Tulane University School of Medicine announces pivotal clinical trial for patients with knee osteoarthritis
The Tulane University Department of Orthopedics is testing a potential cellular therapy treatment for one of the world’s most common, disabling, painful musculoskeletal conditions, osteoarthritis.
In New Orleans WWL-TV announced the launch of a pivotal clinical trial to test the safety and efficacy of our point-of-care cellular therapy which intends to treat pain and function associated with knee osteoarthritis.
Participants in the clinical trial undergo an out-patient treatment performed in under two hours:
- A physician harvests a small amount of fat tissue from a patient’s abdominal or gluteal region under local anaesthetic.
- Using our SVF-2 technology, a patient’s own cells are isolated and concentrated into a cellular implant.
- The cellular implant is injected into the knee under ultrasound image guidance for precise placement and characterization.
The trial is a step in an FDA approval process which follows the publishing of data regarding our cellular therapy becoming the first one for osteoarthritis to meet study endpoints using autologous stromal cells from adipose tissue in a randomized, placebo-controlled clinical trial.

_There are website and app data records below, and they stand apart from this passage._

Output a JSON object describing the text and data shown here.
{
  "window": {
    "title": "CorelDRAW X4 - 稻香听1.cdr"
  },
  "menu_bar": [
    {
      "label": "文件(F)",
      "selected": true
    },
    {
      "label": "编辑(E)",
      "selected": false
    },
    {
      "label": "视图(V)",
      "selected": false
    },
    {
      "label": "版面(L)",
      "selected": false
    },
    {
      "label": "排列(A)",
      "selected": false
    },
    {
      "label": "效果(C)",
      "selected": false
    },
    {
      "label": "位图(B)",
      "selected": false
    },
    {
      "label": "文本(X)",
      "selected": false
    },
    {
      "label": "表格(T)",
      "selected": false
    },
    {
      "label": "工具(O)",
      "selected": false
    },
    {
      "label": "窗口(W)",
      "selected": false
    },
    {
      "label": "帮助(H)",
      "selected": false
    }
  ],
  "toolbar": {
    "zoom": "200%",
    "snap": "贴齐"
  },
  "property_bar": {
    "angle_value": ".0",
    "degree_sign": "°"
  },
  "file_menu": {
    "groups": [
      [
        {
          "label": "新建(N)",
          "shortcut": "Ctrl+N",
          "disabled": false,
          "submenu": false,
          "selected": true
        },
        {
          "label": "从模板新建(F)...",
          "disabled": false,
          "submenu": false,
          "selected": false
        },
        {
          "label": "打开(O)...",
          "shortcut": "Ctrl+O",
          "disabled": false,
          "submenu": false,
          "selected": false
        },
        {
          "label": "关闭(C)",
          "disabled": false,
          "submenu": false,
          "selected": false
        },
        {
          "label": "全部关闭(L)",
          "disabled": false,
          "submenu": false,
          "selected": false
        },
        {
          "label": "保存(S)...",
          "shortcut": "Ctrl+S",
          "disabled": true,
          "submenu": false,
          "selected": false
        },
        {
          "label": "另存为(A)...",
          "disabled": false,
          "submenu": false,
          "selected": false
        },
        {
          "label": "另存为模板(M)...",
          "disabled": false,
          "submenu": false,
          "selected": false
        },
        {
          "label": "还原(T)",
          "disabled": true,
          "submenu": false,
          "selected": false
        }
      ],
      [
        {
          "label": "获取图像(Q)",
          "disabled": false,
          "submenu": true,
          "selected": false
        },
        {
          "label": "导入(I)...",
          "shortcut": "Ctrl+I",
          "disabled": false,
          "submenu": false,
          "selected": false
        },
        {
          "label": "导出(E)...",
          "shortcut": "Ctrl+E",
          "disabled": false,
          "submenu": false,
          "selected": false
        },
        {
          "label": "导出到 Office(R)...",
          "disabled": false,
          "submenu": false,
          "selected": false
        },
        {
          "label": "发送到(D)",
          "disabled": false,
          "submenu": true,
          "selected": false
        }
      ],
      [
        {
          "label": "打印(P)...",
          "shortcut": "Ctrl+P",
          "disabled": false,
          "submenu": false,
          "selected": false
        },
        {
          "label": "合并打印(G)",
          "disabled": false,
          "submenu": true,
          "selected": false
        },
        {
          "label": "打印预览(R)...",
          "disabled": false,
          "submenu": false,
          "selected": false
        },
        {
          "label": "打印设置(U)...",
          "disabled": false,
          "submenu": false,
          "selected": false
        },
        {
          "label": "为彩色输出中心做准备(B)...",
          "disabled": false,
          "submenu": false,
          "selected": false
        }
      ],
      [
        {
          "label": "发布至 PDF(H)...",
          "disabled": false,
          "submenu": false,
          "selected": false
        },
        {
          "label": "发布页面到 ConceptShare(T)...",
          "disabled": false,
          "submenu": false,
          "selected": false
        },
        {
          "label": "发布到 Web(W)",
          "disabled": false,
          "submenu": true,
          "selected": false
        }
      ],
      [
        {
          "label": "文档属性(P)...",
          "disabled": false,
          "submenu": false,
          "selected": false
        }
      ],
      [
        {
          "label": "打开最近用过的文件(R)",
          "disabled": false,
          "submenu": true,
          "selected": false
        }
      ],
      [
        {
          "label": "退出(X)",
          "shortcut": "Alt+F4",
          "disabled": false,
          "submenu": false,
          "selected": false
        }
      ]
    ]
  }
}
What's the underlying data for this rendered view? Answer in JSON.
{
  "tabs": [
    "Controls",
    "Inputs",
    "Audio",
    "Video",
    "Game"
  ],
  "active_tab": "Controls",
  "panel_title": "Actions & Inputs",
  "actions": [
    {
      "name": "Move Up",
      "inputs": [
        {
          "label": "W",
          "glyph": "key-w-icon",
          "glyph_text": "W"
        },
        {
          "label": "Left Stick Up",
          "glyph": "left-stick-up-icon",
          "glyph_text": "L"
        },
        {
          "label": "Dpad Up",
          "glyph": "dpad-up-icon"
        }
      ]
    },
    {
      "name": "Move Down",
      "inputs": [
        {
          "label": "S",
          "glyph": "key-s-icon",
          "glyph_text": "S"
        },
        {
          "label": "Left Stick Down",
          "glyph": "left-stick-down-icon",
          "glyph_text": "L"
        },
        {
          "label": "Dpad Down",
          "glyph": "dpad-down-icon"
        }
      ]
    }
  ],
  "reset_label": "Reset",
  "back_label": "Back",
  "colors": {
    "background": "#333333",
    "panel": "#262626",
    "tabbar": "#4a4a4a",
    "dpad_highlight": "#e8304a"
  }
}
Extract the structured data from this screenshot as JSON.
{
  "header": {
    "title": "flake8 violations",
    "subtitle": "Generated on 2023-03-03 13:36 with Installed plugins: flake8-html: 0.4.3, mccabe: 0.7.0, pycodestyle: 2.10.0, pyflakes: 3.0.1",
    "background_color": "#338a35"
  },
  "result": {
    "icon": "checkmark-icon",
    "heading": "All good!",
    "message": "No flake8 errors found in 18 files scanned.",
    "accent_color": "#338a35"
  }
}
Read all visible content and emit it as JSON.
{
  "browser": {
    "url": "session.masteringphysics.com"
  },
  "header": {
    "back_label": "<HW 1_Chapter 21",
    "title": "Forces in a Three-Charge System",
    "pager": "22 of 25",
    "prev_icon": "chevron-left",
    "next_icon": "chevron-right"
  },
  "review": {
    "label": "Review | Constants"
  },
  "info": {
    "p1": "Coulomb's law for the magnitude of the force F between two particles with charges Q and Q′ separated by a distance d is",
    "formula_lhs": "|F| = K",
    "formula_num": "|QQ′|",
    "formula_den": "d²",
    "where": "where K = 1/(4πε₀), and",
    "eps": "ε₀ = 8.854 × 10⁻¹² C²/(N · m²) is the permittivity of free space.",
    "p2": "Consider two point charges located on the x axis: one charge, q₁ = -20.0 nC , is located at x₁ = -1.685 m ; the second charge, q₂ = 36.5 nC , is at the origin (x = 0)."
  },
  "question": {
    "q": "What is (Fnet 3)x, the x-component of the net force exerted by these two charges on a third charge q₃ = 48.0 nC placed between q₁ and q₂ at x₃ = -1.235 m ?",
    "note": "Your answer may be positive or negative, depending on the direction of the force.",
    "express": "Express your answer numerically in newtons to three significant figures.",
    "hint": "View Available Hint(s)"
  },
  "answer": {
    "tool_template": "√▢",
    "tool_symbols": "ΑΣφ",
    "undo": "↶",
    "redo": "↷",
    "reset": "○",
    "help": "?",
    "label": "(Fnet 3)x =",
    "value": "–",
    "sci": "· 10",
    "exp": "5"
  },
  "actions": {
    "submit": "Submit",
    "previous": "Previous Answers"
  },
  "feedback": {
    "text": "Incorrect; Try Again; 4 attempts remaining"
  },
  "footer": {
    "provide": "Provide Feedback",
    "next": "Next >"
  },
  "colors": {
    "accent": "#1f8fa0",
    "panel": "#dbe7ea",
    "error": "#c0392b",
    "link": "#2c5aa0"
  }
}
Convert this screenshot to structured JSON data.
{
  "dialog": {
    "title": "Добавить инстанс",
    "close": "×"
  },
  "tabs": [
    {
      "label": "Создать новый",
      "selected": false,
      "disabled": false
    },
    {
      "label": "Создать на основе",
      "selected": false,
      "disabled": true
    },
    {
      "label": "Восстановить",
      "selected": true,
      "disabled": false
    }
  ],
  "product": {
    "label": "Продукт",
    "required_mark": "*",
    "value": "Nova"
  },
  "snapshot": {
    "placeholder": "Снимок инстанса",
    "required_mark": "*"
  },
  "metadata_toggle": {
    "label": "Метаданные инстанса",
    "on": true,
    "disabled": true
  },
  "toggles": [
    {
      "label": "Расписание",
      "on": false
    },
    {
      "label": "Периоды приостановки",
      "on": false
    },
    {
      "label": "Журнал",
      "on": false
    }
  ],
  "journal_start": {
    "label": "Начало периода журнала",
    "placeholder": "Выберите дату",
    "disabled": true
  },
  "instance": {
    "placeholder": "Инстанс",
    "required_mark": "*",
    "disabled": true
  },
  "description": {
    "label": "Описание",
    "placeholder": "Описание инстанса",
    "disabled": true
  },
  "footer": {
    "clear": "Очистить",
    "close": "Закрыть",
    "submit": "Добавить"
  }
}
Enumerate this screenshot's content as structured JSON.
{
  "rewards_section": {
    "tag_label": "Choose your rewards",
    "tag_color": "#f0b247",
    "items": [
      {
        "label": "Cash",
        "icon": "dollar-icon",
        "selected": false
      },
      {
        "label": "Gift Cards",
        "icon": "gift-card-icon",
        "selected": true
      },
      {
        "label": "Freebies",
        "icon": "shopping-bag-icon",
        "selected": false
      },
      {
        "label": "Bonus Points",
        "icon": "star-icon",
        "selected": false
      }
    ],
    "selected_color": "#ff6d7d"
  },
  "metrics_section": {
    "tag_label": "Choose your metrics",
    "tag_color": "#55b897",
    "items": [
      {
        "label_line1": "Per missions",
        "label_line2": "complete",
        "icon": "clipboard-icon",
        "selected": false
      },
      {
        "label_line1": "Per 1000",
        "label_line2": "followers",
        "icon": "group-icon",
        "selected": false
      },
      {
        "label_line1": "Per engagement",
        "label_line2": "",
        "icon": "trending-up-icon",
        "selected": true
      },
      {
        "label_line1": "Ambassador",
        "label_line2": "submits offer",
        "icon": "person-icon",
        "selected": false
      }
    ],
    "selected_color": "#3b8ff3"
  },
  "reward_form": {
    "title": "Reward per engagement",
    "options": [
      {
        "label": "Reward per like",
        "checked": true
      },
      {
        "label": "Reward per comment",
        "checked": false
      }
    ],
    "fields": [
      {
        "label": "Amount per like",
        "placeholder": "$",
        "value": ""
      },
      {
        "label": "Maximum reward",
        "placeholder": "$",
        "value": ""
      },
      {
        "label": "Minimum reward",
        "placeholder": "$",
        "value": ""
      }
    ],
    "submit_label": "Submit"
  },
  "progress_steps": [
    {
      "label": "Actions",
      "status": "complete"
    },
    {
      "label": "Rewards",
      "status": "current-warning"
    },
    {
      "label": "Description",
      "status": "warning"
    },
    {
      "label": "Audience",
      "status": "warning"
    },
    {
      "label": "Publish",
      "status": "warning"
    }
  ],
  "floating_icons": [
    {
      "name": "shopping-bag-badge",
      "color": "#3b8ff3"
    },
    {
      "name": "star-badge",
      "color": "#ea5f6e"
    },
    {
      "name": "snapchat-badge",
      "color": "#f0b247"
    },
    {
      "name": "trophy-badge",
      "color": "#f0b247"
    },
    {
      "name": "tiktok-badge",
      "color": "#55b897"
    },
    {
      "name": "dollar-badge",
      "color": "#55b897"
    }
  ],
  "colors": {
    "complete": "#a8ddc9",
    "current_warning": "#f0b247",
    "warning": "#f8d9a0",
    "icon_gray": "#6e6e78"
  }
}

Tulane University School of Medicine will be the first pivotal site, conducted by the Tulane University Department of Orthopaedics with Dr. Jaime Garza as principal investigator. The former NFL player and Tulane University Athletic Hall of Fame inductee is a Professor of Orthopedics and Director of Human Regenerative Cell Trials at the Tulane University School of Medicine.